What is a Methyl Group?
A methyl group is an alkyl derived from methane, having a molecular structure equivalent to methane (methane is one carbon bonded to four hydrogen atoms: CH4) minus one hydrogen atom: CH3.
The prefix “meth”- in methyl indicates the presence of a single carbon atom.
When one methyl group is transfered to another compound, this is called methylation. The difference of methylation and demethylation is a matter of point of view: the molecule that looses a methyl group is demethylated, the molecule that gains a methyl group is methylated.
How Methyl Groups Changes Biological Activity
The methyl group allows for a substance to more easily cross the blood brain barrier, thus affecting the potency of the substance.

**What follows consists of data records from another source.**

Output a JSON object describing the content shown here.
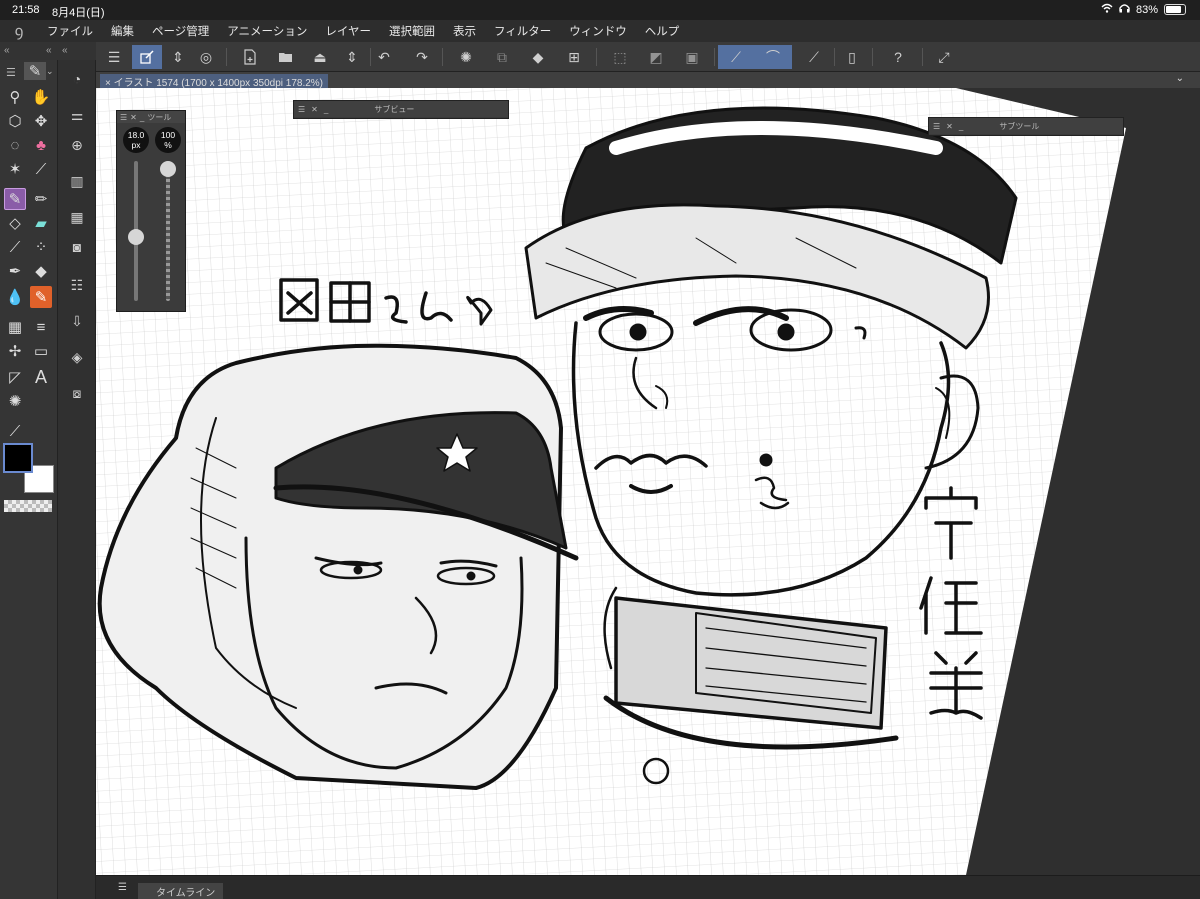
{
  "status_bar": {
    "time": "21:58",
    "date": "8月4日(日)",
    "battery": "83%",
    "battery_level": 0.83
  },
  "menu": {
    "items": [
      "ファイル",
      "編集",
      "ページ管理",
      "アニメーション",
      "レイヤー",
      "選択範囲",
      "表示",
      "フィルター",
      "ウィンドウ",
      "ヘルプ"
    ]
  },
  "canvas": {
    "tab_title": "イラスト 1574 (1700 x 1400px 350dpi 178.2%)",
    "close_glyph": "×"
  },
  "panels": {
    "subview_title": "サブビュー",
    "subtool_title": "サブツール",
    "tool_property_title": "ツール"
  },
  "brush": {
    "size_value": "18.0",
    "size_unit": "px",
    "opacity_value": "100",
    "opacity_unit": "%",
    "size_level": 0.45,
    "opacity_level": 1.0
  },
  "timeline": {
    "label": "タイムライン"
  },
  "colors": {
    "main": "#000000",
    "sub": "#ffffff",
    "accent": "#5470a0",
    "selected_tool": "#8a5ca8"
  },
  "artwork": {
    "text_okada": "岡田さん♡",
    "text_usami": "宇佐美"
  }
}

For example, methamphetamine and amphetamine are very similar compounds, but there is an extra methyl group (-CH3) on methamphetamine.

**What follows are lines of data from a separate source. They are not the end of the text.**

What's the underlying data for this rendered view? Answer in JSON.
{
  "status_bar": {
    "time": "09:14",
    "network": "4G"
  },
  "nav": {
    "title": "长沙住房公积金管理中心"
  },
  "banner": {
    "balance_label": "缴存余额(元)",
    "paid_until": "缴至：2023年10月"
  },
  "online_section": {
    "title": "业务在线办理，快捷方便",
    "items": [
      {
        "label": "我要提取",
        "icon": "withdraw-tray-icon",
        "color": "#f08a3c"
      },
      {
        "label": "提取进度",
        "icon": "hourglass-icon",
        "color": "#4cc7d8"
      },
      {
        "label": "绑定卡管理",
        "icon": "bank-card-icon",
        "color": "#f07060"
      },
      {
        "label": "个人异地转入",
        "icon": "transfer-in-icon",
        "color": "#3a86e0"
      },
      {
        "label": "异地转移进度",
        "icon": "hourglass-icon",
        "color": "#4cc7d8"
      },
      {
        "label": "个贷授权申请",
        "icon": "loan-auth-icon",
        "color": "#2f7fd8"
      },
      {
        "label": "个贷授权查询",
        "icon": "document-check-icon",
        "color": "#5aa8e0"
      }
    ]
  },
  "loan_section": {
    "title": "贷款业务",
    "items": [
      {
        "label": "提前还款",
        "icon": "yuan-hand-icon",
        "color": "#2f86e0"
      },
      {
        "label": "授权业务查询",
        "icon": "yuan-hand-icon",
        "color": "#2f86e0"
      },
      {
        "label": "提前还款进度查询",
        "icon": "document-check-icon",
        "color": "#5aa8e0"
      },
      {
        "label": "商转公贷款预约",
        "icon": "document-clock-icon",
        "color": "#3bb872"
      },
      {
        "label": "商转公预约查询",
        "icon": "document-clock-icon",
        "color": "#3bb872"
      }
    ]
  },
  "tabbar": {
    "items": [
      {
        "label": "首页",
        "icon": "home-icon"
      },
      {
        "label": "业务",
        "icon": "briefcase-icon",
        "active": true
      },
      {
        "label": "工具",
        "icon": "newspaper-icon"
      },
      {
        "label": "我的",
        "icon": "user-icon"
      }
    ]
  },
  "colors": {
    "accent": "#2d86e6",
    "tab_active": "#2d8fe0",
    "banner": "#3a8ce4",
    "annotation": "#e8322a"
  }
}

The extra methyl group in methamphetamine makes it more lipid soluble (fat soluble). That allows methamphetamine to cross the blood-brain barrier a lot more quickly than it’s amphetamine counter part. This difference in methyl group is also the same for heroin and morphine. And for caffeine and theobromine.

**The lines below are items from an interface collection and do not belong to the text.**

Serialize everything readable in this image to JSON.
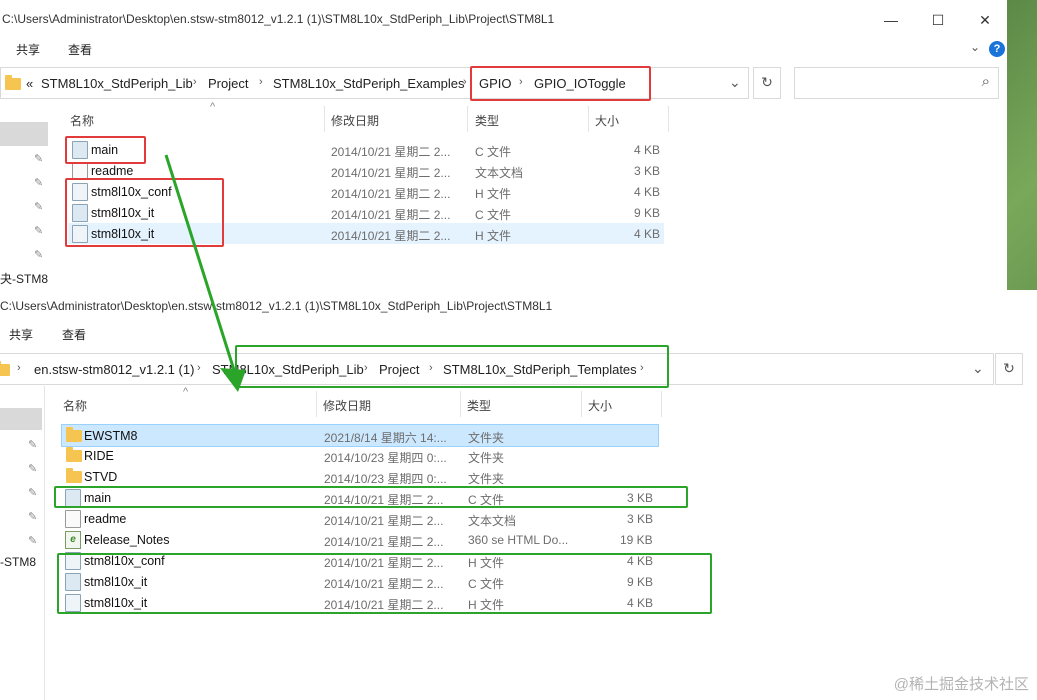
{
  "windows": [
    {
      "title": "C:\\Users\\Administrator\\Desktop\\en.stsw-stm8012_v1.2.1 (1)\\STM8L10x_StdPeriph_Lib\\Project\\STM8L1",
      "menu": [
        "共享",
        "查看"
      ],
      "breadcrumb": [
        "«",
        "STM8L10x_StdPeriph_Lib",
        "Project",
        "STM8L10x_StdPeriph_Examples",
        "GPIO",
        "GPIO_IOToggle"
      ],
      "columns": [
        "名称",
        "修改日期",
        "类型",
        "大小"
      ],
      "side_label": "夬-STM8",
      "files": [
        {
          "name": "main",
          "date": "2014/10/21 星期二 2...",
          "type": "C 文件",
          "size": "4 KB",
          "icon": "c-file-icon"
        },
        {
          "name": "readme",
          "date": "2014/10/21 星期二 2...",
          "type": "文本文档",
          "size": "3 KB",
          "icon": "text-file-icon"
        },
        {
          "name": "stm8l10x_conf",
          "date": "2014/10/21 星期二 2...",
          "type": "H 文件",
          "size": "4 KB",
          "icon": "h-file-icon"
        },
        {
          "name": "stm8l10x_it",
          "date": "2014/10/21 星期二 2...",
          "type": "C 文件",
          "size": "9 KB",
          "icon": "c-file-icon"
        },
        {
          "name": "stm8l10x_it",
          "date": "2014/10/21 星期二 2...",
          "type": "H 文件",
          "size": "4 KB",
          "icon": "h-file-icon"
        }
      ]
    },
    {
      "title": "C:\\Users\\Administrator\\Desktop\\en.stsw-stm8012_v1.2.1 (1)\\STM8L10x_StdPeriph_Lib\\Project\\STM8L1",
      "menu": [
        "共享",
        "查看"
      ],
      "breadcrumb": [
        "en.stsw-stm8012_v1.2.1 (1)",
        "STM8L10x_StdPeriph_Lib",
        "Project",
        "STM8L10x_StdPeriph_Templates"
      ],
      "columns": [
        "名称",
        "修改日期",
        "类型",
        "大小"
      ],
      "side_label": "-STM8",
      "files": [
        {
          "name": "EWSTM8",
          "date": "2021/8/14 星期六 14:...",
          "type": "文件夹",
          "size": "",
          "icon": "folder-icon"
        },
        {
          "name": "RIDE",
          "date": "2014/10/23 星期四 0:...",
          "type": "文件夹",
          "size": "",
          "icon": "folder-icon"
        },
        {
          "name": "STVD",
          "date": "2014/10/23 星期四 0:...",
          "type": "文件夹",
          "size": "",
          "icon": "folder-icon"
        },
        {
          "name": "main",
          "date": "2014/10/21 星期二 2...",
          "type": "C 文件",
          "size": "3 KB",
          "icon": "c-file-icon"
        },
        {
          "name": "readme",
          "date": "2014/10/21 星期二 2...",
          "type": "文本文档",
          "size": "3 KB",
          "icon": "text-file-icon"
        },
        {
          "name": "Release_Notes",
          "date": "2014/10/21 星期二 2...",
          "type": "360 se HTML Do...",
          "size": "19 KB",
          "icon": "html-file-icon"
        },
        {
          "name": "stm8l10x_conf",
          "date": "2014/10/21 星期二 2...",
          "type": "H 文件",
          "size": "4 KB",
          "icon": "h-file-icon"
        },
        {
          "name": "stm8l10x_it",
          "date": "2014/10/21 星期二 2...",
          "type": "C 文件",
          "size": "9 KB",
          "icon": "c-file-icon"
        },
        {
          "name": "stm8l10x_it",
          "date": "2014/10/21 星期二 2...",
          "type": "H 文件",
          "size": "4 KB",
          "icon": "h-file-icon"
        }
      ]
    }
  ],
  "window_controls": {
    "minimize": "—",
    "maximize": "☐",
    "close": "✕",
    "help": "?"
  },
  "icons": {
    "refresh": "↻",
    "search": "⌕",
    "dropdown": "⌄",
    "pin": "📌",
    "sort": "^",
    "chevron": "›"
  },
  "watermark": "@稀土掘金技术社区",
  "colors": {
    "annotation_red": "#e23b3b",
    "annotation_green": "#2aa52a",
    "selection": "#cce8ff"
  }
}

The extra methyl group in methamphetamine makes it more stable than amphetamine, meaning that it lasts a lot longer in the body before being broken down by the monoamine oxidase enzyme. The same is also true for the aforementioned substances; heroin and caffeine has one more methyl group then their counterparts, morphine and theobromine. That’s why both heroin and caffeine have amplified effects over their counterparts and are therefore generally more addictive.